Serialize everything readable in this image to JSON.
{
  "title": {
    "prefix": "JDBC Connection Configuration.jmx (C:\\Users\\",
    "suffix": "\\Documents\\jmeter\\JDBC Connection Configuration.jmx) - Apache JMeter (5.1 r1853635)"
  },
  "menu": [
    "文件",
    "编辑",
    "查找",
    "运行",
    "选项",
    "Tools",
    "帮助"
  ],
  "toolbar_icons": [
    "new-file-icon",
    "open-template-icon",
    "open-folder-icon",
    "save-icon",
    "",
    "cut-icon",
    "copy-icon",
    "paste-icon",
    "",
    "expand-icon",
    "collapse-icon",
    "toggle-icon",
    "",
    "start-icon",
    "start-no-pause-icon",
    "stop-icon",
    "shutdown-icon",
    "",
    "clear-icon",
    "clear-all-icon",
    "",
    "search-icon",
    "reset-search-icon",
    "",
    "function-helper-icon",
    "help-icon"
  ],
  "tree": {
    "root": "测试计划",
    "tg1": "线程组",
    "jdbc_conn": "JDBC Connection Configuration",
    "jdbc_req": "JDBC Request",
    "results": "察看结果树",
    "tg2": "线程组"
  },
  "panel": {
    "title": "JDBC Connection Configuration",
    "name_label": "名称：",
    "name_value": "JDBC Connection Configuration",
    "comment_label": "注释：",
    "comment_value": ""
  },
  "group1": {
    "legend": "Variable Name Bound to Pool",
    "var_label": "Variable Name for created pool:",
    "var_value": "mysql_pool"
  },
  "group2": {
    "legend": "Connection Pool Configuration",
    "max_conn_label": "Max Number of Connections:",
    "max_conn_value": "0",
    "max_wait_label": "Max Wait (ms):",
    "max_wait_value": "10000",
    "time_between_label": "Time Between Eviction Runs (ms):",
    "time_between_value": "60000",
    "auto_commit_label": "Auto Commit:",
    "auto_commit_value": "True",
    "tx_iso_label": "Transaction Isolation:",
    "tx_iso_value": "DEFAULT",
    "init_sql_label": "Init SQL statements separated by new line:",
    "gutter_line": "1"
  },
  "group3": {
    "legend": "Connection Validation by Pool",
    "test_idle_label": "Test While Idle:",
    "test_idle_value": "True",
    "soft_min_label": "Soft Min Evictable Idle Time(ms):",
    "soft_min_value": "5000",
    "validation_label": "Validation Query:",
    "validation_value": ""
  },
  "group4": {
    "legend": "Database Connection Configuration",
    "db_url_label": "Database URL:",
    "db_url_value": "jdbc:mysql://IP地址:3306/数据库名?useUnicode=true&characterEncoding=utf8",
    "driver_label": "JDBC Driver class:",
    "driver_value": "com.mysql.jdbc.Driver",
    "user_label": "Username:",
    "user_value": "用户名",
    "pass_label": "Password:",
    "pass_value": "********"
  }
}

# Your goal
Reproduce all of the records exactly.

# Finished exercise
Serialize everything readable in this image to JSON.
{
  "title": {
    "prefix": "JDBC Connection Configuration.jmx (C:\\Users\\",
    "suffix": "\\Documents\\jmeter\\JDBC Connection Configuration.jmx) - Apache JMeter (5.1 r1853635)"
  },
  "menu": [
    "文件",
    "编辑",
    "查找",
    "运行",
    "选项",
    "Tools",
    "帮助"
  ],
  "toolbar_icons": [
    "new-file-icon",
    "open-template-icon",
    "open-folder-icon",
    "save-icon",
    "",
    "cut-icon",
    "copy-icon",
    "paste-icon",
    "",
    "expand-icon",
    "collapse-icon",
    "toggle-icon",
    "",
    "start-icon",
    "start-no-pause-icon",
    "stop-icon",
    "shutdown-icon",
    "",
    "clear-icon",
    "clear-all-icon",
    "",
    "search-icon",
    "reset-search-icon",
    "",
    "function-helper-icon",
    "help-icon"
  ],
  "tree": {
    "root": "测试计划",
    "tg1": "线程组",
    "jdbc_conn": "JDBC Connection Configuration",
    "jdbc_req": "JDBC Request",
    "results": "察看结果树",
    "tg2": "线程组"
  },
  "panel": {
    "title": "JDBC Connection Configuration",
    "name_label": "名称：",
    "name_value": "JDBC Connection Configuration",
    "comment_label": "注释：",
    "comment_value": ""
  },
  "group1": {
    "legend": "Variable Name Bound to Pool",
    "var_label": "Variable Name for created pool:",
    "var_value": "mysql_pool"
  },
  "group2": {
    "legend": "Connection Pool Configuration",
    "max_conn_label": "Max Number of Connections:",
    "max_conn_value": "0",
    "max_wait_label": "Max Wait (ms):",
    "max_wait_value": "10000",
    "time_between_label": "Time Between Eviction Runs (ms):",
    "time_between_value": "60000",
    "auto_commit_label": "Auto Commit:",
    "auto_commit_value": "True",
    "tx_iso_label": "Transaction Isolation:",
    "tx_iso_value": "DEFAULT",
    "init_sql_label": "Init SQL statements separated by new line:",
    "gutter_line": "1"
  },
  "group3": {
    "legend": "Connection Validation by Pool",
    "test_idle_label": "Test While Idle:",
    "test_idle_value": "True",
    "soft_min_label": "Soft Min Evictable Idle Time(ms):",
    "soft_min_value": "5000",
    "validation_label": "Validation Query:",
    "validation_value": ""
  },
  "group4": {
    "legend": "Database Connection Configuration",
    "db_url_label": "Database URL:",
    "db_url_value": "jdbc:mysql://IP地址:3306/数据库名?useUnicode=true&characterEncoding=utf8",
    "driver_label": "JDBC Driver class:",
    "driver_value": "com.mysql.jdbc.Driver",
    "user_label": "Username:",
    "user_value": "用户名",
    "pass_label": "Password:",
    "pass_value": "********"
  }
}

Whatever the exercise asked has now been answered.